▸ TASK BRIEF
Copy every line of the material precisely.
+--
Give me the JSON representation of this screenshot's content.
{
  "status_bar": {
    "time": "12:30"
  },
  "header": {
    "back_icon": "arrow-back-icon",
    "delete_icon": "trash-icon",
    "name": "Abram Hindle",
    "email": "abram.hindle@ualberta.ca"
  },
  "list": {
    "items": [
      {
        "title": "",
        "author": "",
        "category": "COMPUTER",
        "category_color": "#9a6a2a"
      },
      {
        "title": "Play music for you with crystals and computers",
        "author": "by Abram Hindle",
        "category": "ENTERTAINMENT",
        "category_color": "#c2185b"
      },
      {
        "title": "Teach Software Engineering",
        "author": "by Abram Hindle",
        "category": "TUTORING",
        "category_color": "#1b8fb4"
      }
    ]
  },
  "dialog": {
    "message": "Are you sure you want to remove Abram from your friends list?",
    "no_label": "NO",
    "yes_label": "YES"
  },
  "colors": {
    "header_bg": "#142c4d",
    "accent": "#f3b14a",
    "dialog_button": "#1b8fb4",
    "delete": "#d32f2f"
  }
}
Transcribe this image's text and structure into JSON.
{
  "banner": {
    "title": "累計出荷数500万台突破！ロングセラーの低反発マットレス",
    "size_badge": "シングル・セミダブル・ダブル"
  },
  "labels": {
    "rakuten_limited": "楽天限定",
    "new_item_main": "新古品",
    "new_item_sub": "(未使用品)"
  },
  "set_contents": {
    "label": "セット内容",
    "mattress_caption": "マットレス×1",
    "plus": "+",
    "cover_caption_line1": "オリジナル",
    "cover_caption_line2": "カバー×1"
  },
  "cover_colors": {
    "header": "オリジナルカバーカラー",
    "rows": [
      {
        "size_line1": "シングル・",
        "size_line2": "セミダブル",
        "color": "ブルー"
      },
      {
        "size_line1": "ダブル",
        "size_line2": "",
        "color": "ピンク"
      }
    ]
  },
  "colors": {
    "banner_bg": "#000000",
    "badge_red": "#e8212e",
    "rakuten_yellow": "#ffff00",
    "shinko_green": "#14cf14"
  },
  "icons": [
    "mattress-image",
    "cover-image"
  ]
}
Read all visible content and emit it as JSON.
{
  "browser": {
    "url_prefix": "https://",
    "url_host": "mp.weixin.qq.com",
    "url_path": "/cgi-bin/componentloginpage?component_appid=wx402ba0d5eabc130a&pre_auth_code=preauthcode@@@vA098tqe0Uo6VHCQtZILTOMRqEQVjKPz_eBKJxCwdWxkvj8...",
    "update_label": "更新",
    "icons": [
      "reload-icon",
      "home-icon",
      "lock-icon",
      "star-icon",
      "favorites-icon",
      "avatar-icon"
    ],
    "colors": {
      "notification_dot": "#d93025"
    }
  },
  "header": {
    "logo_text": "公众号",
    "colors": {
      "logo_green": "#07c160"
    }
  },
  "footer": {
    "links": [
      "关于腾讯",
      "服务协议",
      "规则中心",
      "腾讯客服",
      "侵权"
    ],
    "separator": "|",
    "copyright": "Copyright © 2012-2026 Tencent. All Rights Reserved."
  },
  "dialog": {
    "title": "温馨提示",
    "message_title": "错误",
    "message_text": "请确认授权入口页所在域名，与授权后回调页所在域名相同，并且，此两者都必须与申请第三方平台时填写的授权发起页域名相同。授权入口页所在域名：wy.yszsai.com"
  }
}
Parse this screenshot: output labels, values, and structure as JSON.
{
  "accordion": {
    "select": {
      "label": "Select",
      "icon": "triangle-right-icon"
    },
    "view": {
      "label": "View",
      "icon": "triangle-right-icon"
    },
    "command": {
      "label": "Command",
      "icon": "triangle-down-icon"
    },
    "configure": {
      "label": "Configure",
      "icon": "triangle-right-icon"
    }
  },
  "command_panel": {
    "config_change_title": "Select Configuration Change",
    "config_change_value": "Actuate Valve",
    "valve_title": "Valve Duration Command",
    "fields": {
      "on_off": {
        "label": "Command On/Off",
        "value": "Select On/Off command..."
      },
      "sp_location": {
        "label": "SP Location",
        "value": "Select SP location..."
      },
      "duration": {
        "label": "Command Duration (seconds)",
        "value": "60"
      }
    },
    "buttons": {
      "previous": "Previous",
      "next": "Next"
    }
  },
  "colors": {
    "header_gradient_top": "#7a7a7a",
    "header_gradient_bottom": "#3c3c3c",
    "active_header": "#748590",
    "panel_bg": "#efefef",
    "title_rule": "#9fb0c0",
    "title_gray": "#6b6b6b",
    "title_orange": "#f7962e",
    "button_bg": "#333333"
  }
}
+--
▸ SOLUTION FOR THIS EXERCISE
Give me the JSON representation of this screenshot's content.
{
  "status_bar": {
    "time": "12:30"
  },
  "header": {
    "back_icon": "arrow-back-icon",
    "delete_icon": "trash-icon",
    "name": "Abram Hindle",
    "email": "abram.hindle@ualberta.ca"
  },
  "list": {
    "items": [
      {
        "title": "",
        "author": "",
        "category": "COMPUTER",
        "category_color": "#9a6a2a"
      },
      {
        "title": "Play music for you with crystals and computers",
        "author": "by Abram Hindle",
        "category": "ENTERTAINMENT",
        "category_color": "#c2185b"
      },
      {
        "title": "Teach Software Engineering",
        "author": "by Abram Hindle",
        "category": "TUTORING",
        "category_color": "#1b8fb4"
      }
    ]
  },
  "dialog": {
    "message": "Are you sure you want to remove Abram from your friends list?",
    "no_label": "NO",
    "yes_label": "YES"
  },
  "colors": {
    "header_bg": "#142c4d",
    "accent": "#f3b14a",
    "dialog_button": "#1b8fb4",
    "delete": "#d32f2f"
  }
}
Transcribe this image's text and structure into JSON.
{
  "banner": {
    "title": "累計出荷数500万台突破！ロングセラーの低反発マットレス",
    "size_badge": "シングル・セミダブル・ダブル"
  },
  "labels": {
    "rakuten_limited": "楽天限定",
    "new_item_main": "新古品",
    "new_item_sub": "(未使用品)"
  },
  "set_contents": {
    "label": "セット内容",
    "mattress_caption": "マットレス×1",
    "plus": "+",
    "cover_caption_line1": "オリジナル",
    "cover_caption_line2": "カバー×1"
  },
  "cover_colors": {
    "header": "オリジナルカバーカラー",
    "rows": [
      {
        "size_line1": "シングル・",
        "size_line2": "セミダブル",
        "color": "ブルー"
      },
      {
        "size_line1": "ダブル",
        "size_line2": "",
        "color": "ピンク"
      }
    ]
  },
  "colors": {
    "banner_bg": "#000000",
    "badge_red": "#e8212e",
    "rakuten_yellow": "#ffff00",
    "shinko_green": "#14cf14"
  },
  "icons": [
    "mattress-image",
    "cover-image"
  ]
}
Read all visible content and emit it as JSON.
{
  "browser": {
    "url_prefix": "https://",
    "url_host": "mp.weixin.qq.com",
    "url_path": "/cgi-bin/componentloginpage?component_appid=wx402ba0d5eabc130a&pre_auth_code=preauthcode@@@vA098tqe0Uo6VHCQtZILTOMRqEQVjKPz_eBKJxCwdWxkvj8...",
    "update_label": "更新",
    "icons": [
      "reload-icon",
      "home-icon",
      "lock-icon",
      "star-icon",
      "favorites-icon",
      "avatar-icon"
    ],
    "colors": {
      "notification_dot": "#d93025"
    }
  },
  "header": {
    "logo_text": "公众号",
    "colors": {
      "logo_green": "#07c160"
    }
  },
  "footer": {
    "links": [
      "关于腾讯",
      "服务协议",
      "规则中心",
      "腾讯客服",
      "侵权"
    ],
    "separator": "|",
    "copyright": "Copyright © 2012-2026 Tencent. All Rights Reserved."
  },
  "dialog": {
    "title": "温馨提示",
    "message_title": "错误",
    "message_text": "请确认授权入口页所在域名，与授权后回调页所在域名相同，并且，此两者都必须与申请第三方平台时填写的授权发起页域名相同。授权入口页所在域名：wy.yszsai.com"
  }
}
Parse this screenshot: output labels, values, and structure as JSON.
{
  "accordion": {
    "select": {
      "label": "Select",
      "icon": "triangle-right-icon"
    },
    "view": {
      "label": "View",
      "icon": "triangle-right-icon"
    },
    "command": {
      "label": "Command",
      "icon": "triangle-down-icon"
    },
    "configure": {
      "label": "Configure",
      "icon": "triangle-right-icon"
    }
  },
  "command_panel": {
    "config_change_title": "Select Configuration Change",
    "config_change_value": "Actuate Valve",
    "valve_title": "Valve Duration Command",
    "fields": {
      "on_off": {
        "label": "Command On/Off",
        "value": "Select On/Off command..."
      },
      "sp_location": {
        "label": "SP Location",
        "value": "Select SP location..."
      },
      "duration": {
        "label": "Command Duration (seconds)",
        "value": "60"
      }
    },
    "buttons": {
      "previous": "Previous",
      "next": "Next"
    }
  },
  "colors": {
    "header_gradient_top": "#7a7a7a",
    "header_gradient_bottom": "#3c3c3c",
    "active_header": "#748590",
    "panel_bg": "#efefef",
    "title_rule": "#9fb0c0",
    "title_gray": "#6b6b6b",
    "title_orange": "#f7962e",
    "button_bg": "#333333"
  }
}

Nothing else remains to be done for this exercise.